# WORK TO COMPLETE
Could you write out the records below exactly as they appear, leaving out any pictures?

# ENTRIES PROVIDED

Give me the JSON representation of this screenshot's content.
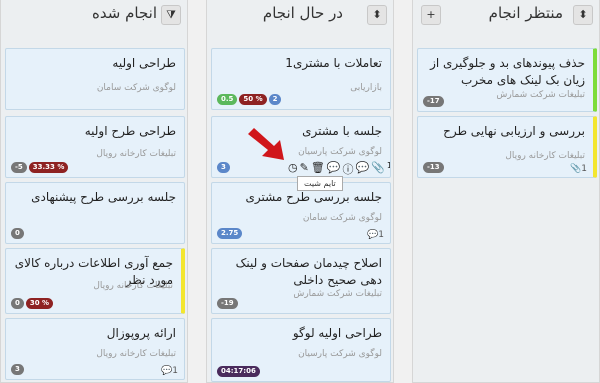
{
  "columns": {
    "waiting": {
      "title": "منتظر انجام",
      "sort_icon": "⬍",
      "add_icon": "+"
    },
    "inprogress": {
      "title": "در حال انجام",
      "sort_icon": "⬍"
    },
    "done": {
      "title": "انجام شده",
      "filter_icon": "⧩"
    }
  },
  "waiting_cards": [
    {
      "title": "حذف پیوندهای بد و جلوگیری از زیان بک لینک های مخرب",
      "sub": "تبلیغات شرکت شمارش",
      "badge": "-17",
      "bar": "green"
    },
    {
      "title": "بررسی و ارزیابی نهایی طرح",
      "sub": "تبلیغات کارخانه رویال",
      "badge": "-13",
      "attach": "1",
      "bar": "yellow"
    }
  ],
  "inprogress_cards": [
    {
      "title": "تعاملات با مشتری1",
      "sub": "بازاریابی",
      "badges": [
        "0.5",
        "50 %",
        "2"
      ]
    },
    {
      "title": "جلسه با مشتری",
      "sub": "لوگوی شرکت پارسیان",
      "badge": "3",
      "attach": "1",
      "tooltip": "تایم شیت"
    },
    {
      "title": "جلسه بررسی طرح مشتری",
      "sub": "لوگوی شرکت سامان",
      "badge": "2.75",
      "comments": "1"
    },
    {
      "title": "اصلاح چیدمان صفحات و لینک دهی صحیح داخلی",
      "sub": "تبلیغات شرکت شمارش",
      "badge": "-19"
    },
    {
      "title": "طراحی اولیه لوگو",
      "sub": "لوگوی شرکت پارسیان",
      "badge": "04:17:06"
    }
  ],
  "done_cards": [
    {
      "title": "طراحی اولیه",
      "sub": "لوگوی شرکت سامان"
    },
    {
      "title": "طراحی طرح اولیه",
      "sub": "تبلیغات کارخانه رویال",
      "badges": [
        "-5",
        "33.33 %"
      ]
    },
    {
      "title": "جلسه بررسی طرح پیشنهادی",
      "sub": "",
      "badge": "0"
    },
    {
      "title": "جمع آوری اطلاعات درباره کالای مورد نظر",
      "sub": "تبلیغات کارخانه رویال",
      "badges": [
        "0",
        "30 %"
      ],
      "bar": "yellow"
    },
    {
      "title": "ارائه پروپوزال",
      "sub": "تبلیغات کارخانه رویال",
      "badge": "3",
      "comments": "1"
    }
  ]
}
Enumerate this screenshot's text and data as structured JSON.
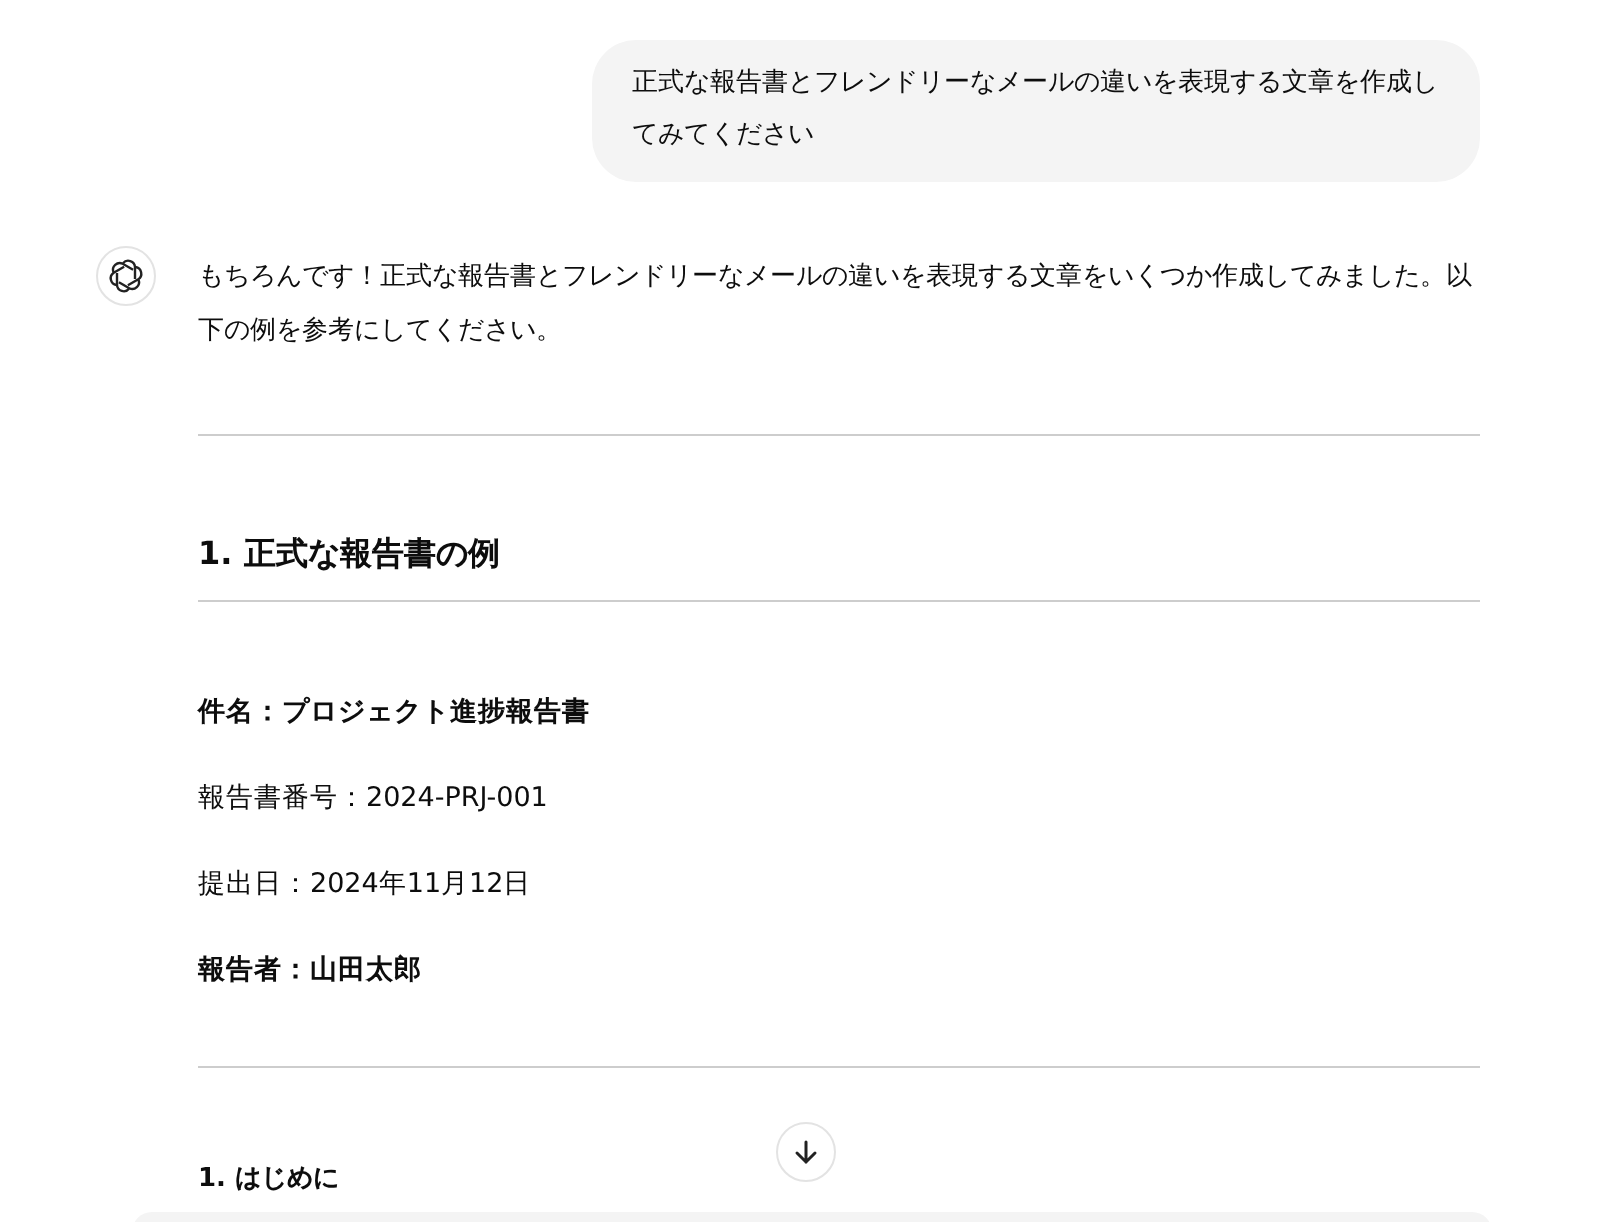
{
  "user_message": {
    "text": "正式な報告書とフレンドリーなメールの違いを表現する文章を作成してみてください"
  },
  "assistant_message": {
    "intro": "もちろんです！正式な報告書とフレンドリーなメールの違いを表現する文章をいくつか作成してみました。以下の例を参考にしてください。",
    "section_heading": "1. 正式な報告書の例",
    "fields": [
      {
        "text": "件名：プロジェクト進捗報告書",
        "bold": true
      },
      {
        "text": "報告書番号：2024-PRJ-001",
        "bold": false
      },
      {
        "text": "提出日：2024年11月12日",
        "bold": false
      },
      {
        "text": "報告者：山田太郎",
        "bold": true
      }
    ],
    "subheading": "1. はじめに"
  }
}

# RESPONSE BOX
Give me the JSON representation of this screenshot's content.
{
  "columns": {
    "waiting": {
      "title": "منتظر انجام",
      "sort_icon": "⬍",
      "add_icon": "+"
    },
    "inprogress": {
      "title": "در حال انجام",
      "sort_icon": "⬍"
    },
    "done": {
      "title": "انجام شده",
      "filter_icon": "⧩"
    }
  },
  "waiting_cards": [
    {
      "title": "حذف پیوندهای بد و جلوگیری از زیان بک لینک های مخرب",
      "sub": "تبلیغات شرکت شمارش",
      "badge": "-17",
      "bar": "green"
    },
    {
      "title": "بررسی و ارزیابی نهایی طرح",
      "sub": "تبلیغات کارخانه رویال",
      "badge": "-13",
      "attach": "1",
      "bar": "yellow"
    }
  ],
  "inprogress_cards": [
    {
      "title": "تعاملات با مشتری1",
      "sub": "بازاریابی",
      "badges": [
        "0.5",
        "50 %",
        "2"
      ]
    },
    {
      "title": "جلسه با مشتری",
      "sub": "لوگوی شرکت پارسیان",
      "badge": "3",
      "attach": "1",
      "tooltip": "تایم شیت"
    },
    {
      "title": "جلسه بررسی طرح مشتری",
      "sub": "لوگوی شرکت سامان",
      "badge": "2.75",
      "comments": "1"
    },
    {
      "title": "اصلاح چیدمان صفحات و لینک دهی صحیح داخلی",
      "sub": "تبلیغات شرکت شمارش",
      "badge": "-19"
    },
    {
      "title": "طراحی اولیه لوگو",
      "sub": "لوگوی شرکت پارسیان",
      "badge": "04:17:06"
    }
  ],
  "done_cards": [
    {
      "title": "طراحی اولیه",
      "sub": "لوگوی شرکت سامان"
    },
    {
      "title": "طراحی طرح اولیه",
      "sub": "تبلیغات کارخانه رویال",
      "badges": [
        "-5",
        "33.33 %"
      ]
    },
    {
      "title": "جلسه بررسی طرح پیشنهادی",
      "sub": "",
      "badge": "0"
    },
    {
      "title": "جمع آوری اطلاعات درباره کالای مورد نظر",
      "sub": "تبلیغات کارخانه رویال",
      "badges": [
        "0",
        "30 %"
      ],
      "bar": "yellow"
    },
    {
      "title": "ارائه پروپوزال",
      "sub": "تبلیغات کارخانه رویال",
      "badge": "3",
      "comments": "1"
    }
  ]
}
Enumerate this screenshot's text and data as structured JSON.
{
  "user_message": {
    "text": "正式な報告書とフレンドリーなメールの違いを表現する文章を作成してみてください"
  },
  "assistant_message": {
    "intro": "もちろんです！正式な報告書とフレンドリーなメールの違いを表現する文章をいくつか作成してみました。以下の例を参考にしてください。",
    "section_heading": "1. 正式な報告書の例",
    "fields": [
      {
        "text": "件名：プロジェクト進捗報告書",
        "bold": true
      },
      {
        "text": "報告書番号：2024-PRJ-001",
        "bold": false
      },
      {
        "text": "提出日：2024年11月12日",
        "bold": false
      },
      {
        "text": "報告者：山田太郎",
        "bold": true
      }
    ],
    "subheading": "1. はじめに"
  }
}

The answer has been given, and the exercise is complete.